*** Supplied information Section Begins ***
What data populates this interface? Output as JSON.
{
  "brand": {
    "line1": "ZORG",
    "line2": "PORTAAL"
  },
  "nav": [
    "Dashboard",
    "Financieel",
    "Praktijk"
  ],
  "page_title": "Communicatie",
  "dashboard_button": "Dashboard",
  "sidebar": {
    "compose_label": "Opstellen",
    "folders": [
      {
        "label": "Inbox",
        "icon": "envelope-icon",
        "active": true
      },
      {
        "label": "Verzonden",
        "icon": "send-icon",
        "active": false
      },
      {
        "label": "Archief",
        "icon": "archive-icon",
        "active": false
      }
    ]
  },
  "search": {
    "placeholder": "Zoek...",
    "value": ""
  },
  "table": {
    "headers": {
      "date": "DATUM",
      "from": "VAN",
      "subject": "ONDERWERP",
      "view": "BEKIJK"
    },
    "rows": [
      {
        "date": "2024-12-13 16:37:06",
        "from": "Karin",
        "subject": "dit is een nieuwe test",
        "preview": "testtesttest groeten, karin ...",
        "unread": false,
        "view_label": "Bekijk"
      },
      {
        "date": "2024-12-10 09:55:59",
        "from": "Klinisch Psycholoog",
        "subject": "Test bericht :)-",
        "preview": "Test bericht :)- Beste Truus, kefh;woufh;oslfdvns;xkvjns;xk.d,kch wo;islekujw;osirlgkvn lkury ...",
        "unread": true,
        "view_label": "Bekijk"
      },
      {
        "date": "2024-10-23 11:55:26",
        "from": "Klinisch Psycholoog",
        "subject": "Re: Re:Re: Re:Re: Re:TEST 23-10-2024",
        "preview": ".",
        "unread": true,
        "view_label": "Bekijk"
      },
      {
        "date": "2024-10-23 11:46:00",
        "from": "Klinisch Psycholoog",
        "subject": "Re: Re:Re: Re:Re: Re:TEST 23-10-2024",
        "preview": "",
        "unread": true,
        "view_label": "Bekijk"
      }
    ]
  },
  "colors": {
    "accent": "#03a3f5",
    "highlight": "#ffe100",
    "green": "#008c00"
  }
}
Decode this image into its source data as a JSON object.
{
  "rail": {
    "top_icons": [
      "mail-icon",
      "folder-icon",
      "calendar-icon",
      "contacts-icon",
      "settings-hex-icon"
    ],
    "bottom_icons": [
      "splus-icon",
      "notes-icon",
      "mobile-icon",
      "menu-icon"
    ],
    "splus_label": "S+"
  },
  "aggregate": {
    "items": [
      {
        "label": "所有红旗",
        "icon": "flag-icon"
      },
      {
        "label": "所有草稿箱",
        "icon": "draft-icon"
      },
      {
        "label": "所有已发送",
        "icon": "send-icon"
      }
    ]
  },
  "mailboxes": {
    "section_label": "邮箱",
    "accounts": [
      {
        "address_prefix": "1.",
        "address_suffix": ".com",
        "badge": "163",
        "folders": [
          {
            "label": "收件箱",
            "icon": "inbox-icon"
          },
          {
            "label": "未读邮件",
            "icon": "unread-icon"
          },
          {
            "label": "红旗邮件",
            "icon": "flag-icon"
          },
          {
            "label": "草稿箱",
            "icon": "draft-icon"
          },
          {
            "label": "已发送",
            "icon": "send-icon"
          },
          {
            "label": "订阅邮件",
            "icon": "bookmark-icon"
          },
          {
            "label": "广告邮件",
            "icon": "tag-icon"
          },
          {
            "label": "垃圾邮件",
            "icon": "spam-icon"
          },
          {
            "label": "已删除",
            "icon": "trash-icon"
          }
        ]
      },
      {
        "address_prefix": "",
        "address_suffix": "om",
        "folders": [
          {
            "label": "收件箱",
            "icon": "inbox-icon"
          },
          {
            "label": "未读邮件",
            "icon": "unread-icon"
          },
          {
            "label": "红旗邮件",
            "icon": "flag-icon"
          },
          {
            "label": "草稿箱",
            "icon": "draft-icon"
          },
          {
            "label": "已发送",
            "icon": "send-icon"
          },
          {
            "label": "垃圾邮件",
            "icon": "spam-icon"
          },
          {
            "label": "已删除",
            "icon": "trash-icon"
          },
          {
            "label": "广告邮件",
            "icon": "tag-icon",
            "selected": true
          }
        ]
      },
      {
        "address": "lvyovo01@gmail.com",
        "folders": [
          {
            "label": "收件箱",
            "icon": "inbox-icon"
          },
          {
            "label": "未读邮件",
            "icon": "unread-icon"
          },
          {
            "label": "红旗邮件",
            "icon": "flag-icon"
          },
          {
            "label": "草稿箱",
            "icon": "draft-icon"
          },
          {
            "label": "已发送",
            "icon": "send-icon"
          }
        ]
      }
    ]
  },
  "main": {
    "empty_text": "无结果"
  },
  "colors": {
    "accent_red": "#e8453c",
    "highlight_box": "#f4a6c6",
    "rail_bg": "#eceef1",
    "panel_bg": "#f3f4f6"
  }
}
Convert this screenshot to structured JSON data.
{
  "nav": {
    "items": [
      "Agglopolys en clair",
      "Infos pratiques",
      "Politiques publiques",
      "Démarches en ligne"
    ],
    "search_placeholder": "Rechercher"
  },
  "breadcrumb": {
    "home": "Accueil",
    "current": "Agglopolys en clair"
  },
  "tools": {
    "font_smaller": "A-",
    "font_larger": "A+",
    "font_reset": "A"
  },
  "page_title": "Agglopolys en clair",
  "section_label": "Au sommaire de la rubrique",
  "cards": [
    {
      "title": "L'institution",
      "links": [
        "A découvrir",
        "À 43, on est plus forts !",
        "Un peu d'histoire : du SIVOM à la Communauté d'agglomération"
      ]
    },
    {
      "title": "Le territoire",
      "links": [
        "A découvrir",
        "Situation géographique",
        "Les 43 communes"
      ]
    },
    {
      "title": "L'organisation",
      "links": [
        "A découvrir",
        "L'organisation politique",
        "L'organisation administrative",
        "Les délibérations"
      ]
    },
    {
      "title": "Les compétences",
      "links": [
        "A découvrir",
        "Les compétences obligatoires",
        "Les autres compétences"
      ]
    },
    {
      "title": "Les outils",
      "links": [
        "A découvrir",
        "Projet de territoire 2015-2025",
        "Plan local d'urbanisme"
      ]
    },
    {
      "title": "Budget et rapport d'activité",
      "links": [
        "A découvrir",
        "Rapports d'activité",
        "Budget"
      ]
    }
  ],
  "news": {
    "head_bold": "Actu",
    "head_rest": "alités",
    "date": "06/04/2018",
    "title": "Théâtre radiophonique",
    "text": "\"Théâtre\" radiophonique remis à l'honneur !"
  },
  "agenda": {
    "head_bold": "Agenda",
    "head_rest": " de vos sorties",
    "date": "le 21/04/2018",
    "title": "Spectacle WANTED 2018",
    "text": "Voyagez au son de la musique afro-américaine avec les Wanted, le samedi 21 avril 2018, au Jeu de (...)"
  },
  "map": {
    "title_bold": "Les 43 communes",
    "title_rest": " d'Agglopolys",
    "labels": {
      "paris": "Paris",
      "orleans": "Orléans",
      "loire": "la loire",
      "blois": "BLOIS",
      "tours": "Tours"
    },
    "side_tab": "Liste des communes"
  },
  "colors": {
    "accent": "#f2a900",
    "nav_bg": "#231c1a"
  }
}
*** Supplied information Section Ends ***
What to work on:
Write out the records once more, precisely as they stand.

Answer space:
What data populates this interface? Output as JSON.
{
  "brand": {
    "line1": "ZORG",
    "line2": "PORTAAL"
  },
  "nav": [
    "Dashboard",
    "Financieel",
    "Praktijk"
  ],
  "page_title": "Communicatie",
  "dashboard_button": "Dashboard",
  "sidebar": {
    "compose_label": "Opstellen",
    "folders": [
      {
        "label": "Inbox",
        "icon": "envelope-icon",
        "active": true
      },
      {
        "label": "Verzonden",
        "icon": "send-icon",
        "active": false
      },
      {
        "label": "Archief",
        "icon": "archive-icon",
        "active": false
      }
    ]
  },
  "search": {
    "placeholder": "Zoek...",
    "value": ""
  },
  "table": {
    "headers": {
      "date": "DATUM",
      "from": "VAN",
      "subject": "ONDERWERP",
      "view": "BEKIJK"
    },
    "rows": [
      {
        "date": "2024-12-13 16:37:06",
        "from": "Karin",
        "subject": "dit is een nieuwe test",
        "preview": "testtesttest groeten, karin ...",
        "unread": false,
        "view_label": "Bekijk"
      },
      {
        "date": "2024-12-10 09:55:59",
        "from": "Klinisch Psycholoog",
        "subject": "Test bericht :)-",
        "preview": "Test bericht :)- Beste Truus, kefh;woufh;oslfdvns;xkvjns;xk.d,kch wo;islekujw;osirlgkvn lkury ...",
        "unread": true,
        "view_label": "Bekijk"
      },
      {
        "date": "2024-10-23 11:55:26",
        "from": "Klinisch Psycholoog",
        "subject": "Re: Re:Re: Re:Re: Re:TEST 23-10-2024",
        "preview": ".",
        "unread": true,
        "view_label": "Bekijk"
      },
      {
        "date": "2024-10-23 11:46:00",
        "from": "Klinisch Psycholoog",
        "subject": "Re: Re:Re: Re:Re: Re:TEST 23-10-2024",
        "preview": "",
        "unread": true,
        "view_label": "Bekijk"
      }
    ]
  },
  "colors": {
    "accent": "#03a3f5",
    "highlight": "#ffe100",
    "green": "#008c00"
  }
}
Decode this image into its source data as a JSON object.
{
  "rail": {
    "top_icons": [
      "mail-icon",
      "folder-icon",
      "calendar-icon",
      "contacts-icon",
      "settings-hex-icon"
    ],
    "bottom_icons": [
      "splus-icon",
      "notes-icon",
      "mobile-icon",
      "menu-icon"
    ],
    "splus_label": "S+"
  },
  "aggregate": {
    "items": [
      {
        "label": "所有红旗",
        "icon": "flag-icon"
      },
      {
        "label": "所有草稿箱",
        "icon": "draft-icon"
      },
      {
        "label": "所有已发送",
        "icon": "send-icon"
      }
    ]
  },
  "mailboxes": {
    "section_label": "邮箱",
    "accounts": [
      {
        "address_prefix": "1.",
        "address_suffix": ".com",
        "badge": "163",
        "folders": [
          {
            "label": "收件箱",
            "icon": "inbox-icon"
          },
          {
            "label": "未读邮件",
            "icon": "unread-icon"
          },
          {
            "label": "红旗邮件",
            "icon": "flag-icon"
          },
          {
            "label": "草稿箱",
            "icon": "draft-icon"
          },
          {
            "label": "已发送",
            "icon": "send-icon"
          },
          {
            "label": "订阅邮件",
            "icon": "bookmark-icon"
          },
          {
            "label": "广告邮件",
            "icon": "tag-icon"
          },
          {
            "label": "垃圾邮件",
            "icon": "spam-icon"
          },
          {
            "label": "已删除",
            "icon": "trash-icon"
          }
        ]
      },
      {
        "address_prefix": "",
        "address_suffix": "om",
        "folders": [
          {
            "label": "收件箱",
            "icon": "inbox-icon"
          },
          {
            "label": "未读邮件",
            "icon": "unread-icon"
          },
          {
            "label": "红旗邮件",
            "icon": "flag-icon"
          },
          {
            "label": "草稿箱",
            "icon": "draft-icon"
          },
          {
            "label": "已发送",
            "icon": "send-icon"
          },
          {
            "label": "垃圾邮件",
            "icon": "spam-icon"
          },
          {
            "label": "已删除",
            "icon": "trash-icon"
          },
          {
            "label": "广告邮件",
            "icon": "tag-icon",
            "selected": true
          }
        ]
      },
      {
        "address": "lvyovo01@gmail.com",
        "folders": [
          {
            "label": "收件箱",
            "icon": "inbox-icon"
          },
          {
            "label": "未读邮件",
            "icon": "unread-icon"
          },
          {
            "label": "红旗邮件",
            "icon": "flag-icon"
          },
          {
            "label": "草稿箱",
            "icon": "draft-icon"
          },
          {
            "label": "已发送",
            "icon": "send-icon"
          }
        ]
      }
    ]
  },
  "main": {
    "empty_text": "无结果"
  },
  "colors": {
    "accent_red": "#e8453c",
    "highlight_box": "#f4a6c6",
    "rail_bg": "#eceef1",
    "panel_bg": "#f3f4f6"
  }
}
Convert this screenshot to structured JSON data.
{
  "nav": {
    "items": [
      "Agglopolys en clair",
      "Infos pratiques",
      "Politiques publiques",
      "Démarches en ligne"
    ],
    "search_placeholder": "Rechercher"
  },
  "breadcrumb": {
    "home": "Accueil",
    "current": "Agglopolys en clair"
  },
  "tools": {
    "font_smaller": "A-",
    "font_larger": "A+",
    "font_reset": "A"
  },
  "page_title": "Agglopolys en clair",
  "section_label": "Au sommaire de la rubrique",
  "cards": [
    {
      "title": "L'institution",
      "links": [
        "A découvrir",
        "À 43, on est plus forts !",
        "Un peu d'histoire : du SIVOM à la Communauté d'agglomération"
      ]
    },
    {
      "title": "Le territoire",
      "links": [
        "A découvrir",
        "Situation géographique",
        "Les 43 communes"
      ]
    },
    {
      "title": "L'organisation",
      "links": [
        "A découvrir",
        "L'organisation politique",
        "L'organisation administrative",
        "Les délibérations"
      ]
    },
    {
      "title": "Les compétences",
      "links": [
        "A découvrir",
        "Les compétences obligatoires",
        "Les autres compétences"
      ]
    },
    {
      "title": "Les outils",
      "links": [
        "A découvrir",
        "Projet de territoire 2015-2025",
        "Plan local d'urbanisme"
      ]
    },
    {
      "title": "Budget et rapport d'activité",
      "links": [
        "A découvrir",
        "Rapports d'activité",
        "Budget"
      ]
    }
  ],
  "news": {
    "head_bold": "Actu",
    "head_rest": "alités",
    "date": "06/04/2018",
    "title": "Théâtre radiophonique",
    "text": "\"Théâtre\" radiophonique remis à l'honneur !"
  },
  "agenda": {
    "head_bold": "Agenda",
    "head_rest": " de vos sorties",
    "date": "le 21/04/2018",
    "title": "Spectacle WANTED 2018",
    "text": "Voyagez au son de la musique afro-américaine avec les Wanted, le samedi 21 avril 2018, au Jeu de (...)"
  },
  "map": {
    "title_bold": "Les 43 communes",
    "title_rest": " d'Agglopolys",
    "labels": {
      "paris": "Paris",
      "orleans": "Orléans",
      "loire": "la loire",
      "blois": "BLOIS",
      "tours": "Tours"
    },
    "side_tab": "Liste des communes"
  },
  "colors": {
    "accent": "#f2a900",
    "nav_bg": "#231c1a"
  }
}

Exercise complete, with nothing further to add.